Due to this high valuation, 0-cost cards were frequently very hard to come by in Cube Drafts. Many players would focus on taking those first, and for myself who didn’t/doesn’t value 0-cost cards quite as highly, if you didn’t prioritize taking some early and throughout, you wouldn’t get that many. For example, in multiple test drafts, I found myself going into pack three with only around 3 0-cost cards. Personally, I want around 10, so in the final packs I was forced to draft 0-cost cards over almost everything else. Due to this, I was able to claw myself back into a reasonable range, but the caliber of my 0-cost cards wasn’t always as strong as some of the other players.
In the actual tournament cube draft, the players at my draft table did not seem to value 0-cost cards as highly as I had been experiencing in testing though. This let me get an 8th or so pick Little Devil, and it was a major contributor in both my matches. I was also able to get Rescue Griffin a lot later in the draft than I was expecting too. (It has been performing great for me ever since I was talked into how strong it is.)
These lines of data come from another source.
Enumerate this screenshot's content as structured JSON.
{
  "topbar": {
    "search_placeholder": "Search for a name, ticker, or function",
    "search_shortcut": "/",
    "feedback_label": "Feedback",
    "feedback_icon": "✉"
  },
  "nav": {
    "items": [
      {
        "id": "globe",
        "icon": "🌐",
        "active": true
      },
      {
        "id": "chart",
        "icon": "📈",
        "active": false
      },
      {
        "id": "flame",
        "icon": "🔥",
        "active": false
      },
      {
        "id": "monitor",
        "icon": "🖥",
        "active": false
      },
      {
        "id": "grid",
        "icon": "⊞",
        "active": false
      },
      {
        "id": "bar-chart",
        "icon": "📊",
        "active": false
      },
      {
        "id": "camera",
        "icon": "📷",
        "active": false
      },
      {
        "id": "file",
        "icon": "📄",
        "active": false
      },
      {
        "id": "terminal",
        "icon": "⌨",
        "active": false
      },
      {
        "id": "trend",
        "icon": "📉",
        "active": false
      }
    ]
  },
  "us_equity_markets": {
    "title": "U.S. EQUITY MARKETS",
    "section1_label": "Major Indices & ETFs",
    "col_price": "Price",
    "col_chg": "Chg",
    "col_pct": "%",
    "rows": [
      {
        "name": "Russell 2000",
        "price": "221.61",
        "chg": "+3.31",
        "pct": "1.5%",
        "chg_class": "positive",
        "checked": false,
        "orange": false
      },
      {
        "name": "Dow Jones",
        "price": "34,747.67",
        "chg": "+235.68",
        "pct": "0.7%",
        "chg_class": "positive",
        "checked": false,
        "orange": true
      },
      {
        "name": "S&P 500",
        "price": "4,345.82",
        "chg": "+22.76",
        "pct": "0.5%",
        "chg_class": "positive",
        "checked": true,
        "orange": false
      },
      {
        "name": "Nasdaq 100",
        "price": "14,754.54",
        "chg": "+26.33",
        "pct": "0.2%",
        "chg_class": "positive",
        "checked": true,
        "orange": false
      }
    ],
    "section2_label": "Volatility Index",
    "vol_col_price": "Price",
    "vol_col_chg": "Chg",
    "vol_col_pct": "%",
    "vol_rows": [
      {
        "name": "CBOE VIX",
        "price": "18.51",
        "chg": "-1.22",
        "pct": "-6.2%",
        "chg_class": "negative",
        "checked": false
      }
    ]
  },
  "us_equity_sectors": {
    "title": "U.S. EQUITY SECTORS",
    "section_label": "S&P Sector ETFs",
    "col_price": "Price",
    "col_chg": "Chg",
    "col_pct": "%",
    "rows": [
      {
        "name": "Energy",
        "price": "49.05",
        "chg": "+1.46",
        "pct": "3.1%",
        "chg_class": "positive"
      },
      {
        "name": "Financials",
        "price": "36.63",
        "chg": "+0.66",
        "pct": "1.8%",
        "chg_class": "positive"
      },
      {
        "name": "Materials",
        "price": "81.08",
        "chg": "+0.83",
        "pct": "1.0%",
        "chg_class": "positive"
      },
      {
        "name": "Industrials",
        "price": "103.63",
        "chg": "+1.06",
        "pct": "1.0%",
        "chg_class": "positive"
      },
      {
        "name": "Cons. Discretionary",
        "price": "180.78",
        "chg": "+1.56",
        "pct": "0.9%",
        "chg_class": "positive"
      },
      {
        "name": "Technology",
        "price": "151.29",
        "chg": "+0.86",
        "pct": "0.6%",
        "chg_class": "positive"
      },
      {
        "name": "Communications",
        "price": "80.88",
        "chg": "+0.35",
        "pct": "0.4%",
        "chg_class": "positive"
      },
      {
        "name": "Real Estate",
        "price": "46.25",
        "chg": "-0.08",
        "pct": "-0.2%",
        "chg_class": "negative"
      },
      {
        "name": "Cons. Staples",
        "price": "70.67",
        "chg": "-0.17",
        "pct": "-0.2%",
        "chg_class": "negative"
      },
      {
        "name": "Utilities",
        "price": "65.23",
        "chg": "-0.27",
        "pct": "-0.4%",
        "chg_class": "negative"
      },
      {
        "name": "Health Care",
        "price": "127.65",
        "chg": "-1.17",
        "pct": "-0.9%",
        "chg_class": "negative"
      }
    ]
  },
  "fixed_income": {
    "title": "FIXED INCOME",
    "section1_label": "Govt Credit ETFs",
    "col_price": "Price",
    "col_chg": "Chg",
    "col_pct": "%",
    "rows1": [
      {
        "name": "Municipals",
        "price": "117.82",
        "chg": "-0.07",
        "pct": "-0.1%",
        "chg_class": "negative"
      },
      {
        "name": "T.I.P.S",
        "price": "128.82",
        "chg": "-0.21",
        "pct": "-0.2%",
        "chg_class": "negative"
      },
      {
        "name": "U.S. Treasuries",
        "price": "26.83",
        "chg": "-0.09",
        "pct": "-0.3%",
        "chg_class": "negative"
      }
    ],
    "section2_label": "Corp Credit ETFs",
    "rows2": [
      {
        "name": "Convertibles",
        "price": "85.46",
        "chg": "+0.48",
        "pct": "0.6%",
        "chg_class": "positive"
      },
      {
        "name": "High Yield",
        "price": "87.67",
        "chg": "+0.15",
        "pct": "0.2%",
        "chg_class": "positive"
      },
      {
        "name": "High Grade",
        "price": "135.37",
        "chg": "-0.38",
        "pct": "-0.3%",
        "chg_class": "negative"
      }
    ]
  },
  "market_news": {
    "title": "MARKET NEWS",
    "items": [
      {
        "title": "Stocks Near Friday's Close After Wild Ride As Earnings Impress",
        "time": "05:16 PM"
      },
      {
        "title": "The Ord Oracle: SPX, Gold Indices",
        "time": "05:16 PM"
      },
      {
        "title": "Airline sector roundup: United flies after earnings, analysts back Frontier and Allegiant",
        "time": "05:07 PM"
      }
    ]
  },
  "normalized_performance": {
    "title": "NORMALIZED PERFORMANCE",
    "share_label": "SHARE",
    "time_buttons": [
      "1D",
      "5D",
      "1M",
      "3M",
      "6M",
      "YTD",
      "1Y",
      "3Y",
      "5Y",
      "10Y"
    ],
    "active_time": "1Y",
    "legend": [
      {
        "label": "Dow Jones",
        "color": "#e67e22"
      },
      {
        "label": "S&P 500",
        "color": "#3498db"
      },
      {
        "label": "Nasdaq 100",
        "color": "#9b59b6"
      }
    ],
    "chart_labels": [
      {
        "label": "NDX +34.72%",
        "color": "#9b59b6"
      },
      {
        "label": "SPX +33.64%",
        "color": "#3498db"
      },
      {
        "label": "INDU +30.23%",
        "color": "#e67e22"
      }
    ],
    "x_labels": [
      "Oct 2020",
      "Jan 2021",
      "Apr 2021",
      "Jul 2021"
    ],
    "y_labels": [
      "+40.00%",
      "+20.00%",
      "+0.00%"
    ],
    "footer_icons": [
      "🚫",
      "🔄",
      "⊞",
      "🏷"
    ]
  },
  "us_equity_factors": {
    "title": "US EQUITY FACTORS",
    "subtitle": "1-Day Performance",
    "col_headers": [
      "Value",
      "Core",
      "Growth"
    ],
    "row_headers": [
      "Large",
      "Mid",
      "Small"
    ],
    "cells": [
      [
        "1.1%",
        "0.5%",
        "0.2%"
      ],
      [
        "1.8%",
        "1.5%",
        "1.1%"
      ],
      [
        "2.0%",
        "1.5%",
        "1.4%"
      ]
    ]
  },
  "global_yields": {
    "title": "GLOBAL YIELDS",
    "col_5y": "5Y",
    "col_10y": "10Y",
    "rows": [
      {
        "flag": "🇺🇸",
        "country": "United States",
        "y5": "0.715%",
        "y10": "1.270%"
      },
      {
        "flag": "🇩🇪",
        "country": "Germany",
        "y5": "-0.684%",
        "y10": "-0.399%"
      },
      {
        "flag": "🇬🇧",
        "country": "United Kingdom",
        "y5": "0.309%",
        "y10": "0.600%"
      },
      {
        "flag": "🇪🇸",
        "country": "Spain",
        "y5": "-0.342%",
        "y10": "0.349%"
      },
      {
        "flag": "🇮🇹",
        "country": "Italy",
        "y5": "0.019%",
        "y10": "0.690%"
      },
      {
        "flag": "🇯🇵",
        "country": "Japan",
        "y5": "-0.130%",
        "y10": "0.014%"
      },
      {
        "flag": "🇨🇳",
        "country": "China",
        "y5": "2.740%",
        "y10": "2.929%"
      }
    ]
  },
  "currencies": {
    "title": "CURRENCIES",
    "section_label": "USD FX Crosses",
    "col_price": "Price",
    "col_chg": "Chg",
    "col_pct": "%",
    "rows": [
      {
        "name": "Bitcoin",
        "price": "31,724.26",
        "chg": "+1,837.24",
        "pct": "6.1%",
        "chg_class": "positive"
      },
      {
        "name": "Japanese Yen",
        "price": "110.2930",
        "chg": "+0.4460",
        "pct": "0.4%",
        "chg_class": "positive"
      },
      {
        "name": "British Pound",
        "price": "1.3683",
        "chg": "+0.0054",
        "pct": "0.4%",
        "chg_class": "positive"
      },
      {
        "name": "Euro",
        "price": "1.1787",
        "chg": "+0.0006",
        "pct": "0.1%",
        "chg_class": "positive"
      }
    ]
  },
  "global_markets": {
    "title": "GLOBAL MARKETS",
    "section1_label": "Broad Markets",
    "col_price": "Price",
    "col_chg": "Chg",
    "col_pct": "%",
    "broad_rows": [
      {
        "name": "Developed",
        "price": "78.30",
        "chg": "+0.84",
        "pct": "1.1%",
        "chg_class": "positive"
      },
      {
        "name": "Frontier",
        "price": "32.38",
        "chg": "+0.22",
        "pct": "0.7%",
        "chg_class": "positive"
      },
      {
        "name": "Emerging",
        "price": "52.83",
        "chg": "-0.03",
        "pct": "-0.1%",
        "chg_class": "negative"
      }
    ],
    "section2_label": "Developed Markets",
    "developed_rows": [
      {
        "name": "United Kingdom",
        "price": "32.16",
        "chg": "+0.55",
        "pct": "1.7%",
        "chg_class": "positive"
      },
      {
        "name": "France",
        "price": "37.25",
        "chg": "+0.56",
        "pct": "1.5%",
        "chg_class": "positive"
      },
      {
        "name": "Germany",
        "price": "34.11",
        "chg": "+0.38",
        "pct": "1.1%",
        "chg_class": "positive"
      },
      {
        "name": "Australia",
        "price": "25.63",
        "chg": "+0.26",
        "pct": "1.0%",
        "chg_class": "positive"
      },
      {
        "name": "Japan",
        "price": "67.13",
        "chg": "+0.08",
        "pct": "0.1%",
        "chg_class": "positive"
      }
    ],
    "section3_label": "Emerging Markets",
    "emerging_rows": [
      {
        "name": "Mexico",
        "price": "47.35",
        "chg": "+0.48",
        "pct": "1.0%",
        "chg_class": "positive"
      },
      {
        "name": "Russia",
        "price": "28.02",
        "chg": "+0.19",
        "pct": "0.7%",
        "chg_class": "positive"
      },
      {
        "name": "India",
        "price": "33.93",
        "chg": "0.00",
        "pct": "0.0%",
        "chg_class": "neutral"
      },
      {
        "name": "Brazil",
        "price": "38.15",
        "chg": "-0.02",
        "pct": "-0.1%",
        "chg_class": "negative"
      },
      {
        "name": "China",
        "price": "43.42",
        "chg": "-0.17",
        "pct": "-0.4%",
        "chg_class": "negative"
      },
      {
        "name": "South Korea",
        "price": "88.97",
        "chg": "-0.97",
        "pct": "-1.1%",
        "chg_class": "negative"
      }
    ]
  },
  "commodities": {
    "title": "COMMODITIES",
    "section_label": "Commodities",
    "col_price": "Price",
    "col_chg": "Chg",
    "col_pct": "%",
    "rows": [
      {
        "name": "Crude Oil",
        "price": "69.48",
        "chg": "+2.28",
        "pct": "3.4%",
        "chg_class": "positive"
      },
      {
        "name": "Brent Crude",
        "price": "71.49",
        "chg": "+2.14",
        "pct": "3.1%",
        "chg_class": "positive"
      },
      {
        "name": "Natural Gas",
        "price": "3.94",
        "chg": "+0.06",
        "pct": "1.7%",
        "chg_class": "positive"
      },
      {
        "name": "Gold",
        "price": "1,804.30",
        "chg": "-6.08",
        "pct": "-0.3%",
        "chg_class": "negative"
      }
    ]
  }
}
Overall, even if you are not the player who wants to draft 18 0-cost cards (and you and I might be wrong not to be those people), make sure you prioritize at least key 0-cost cards. If you don’t, others will.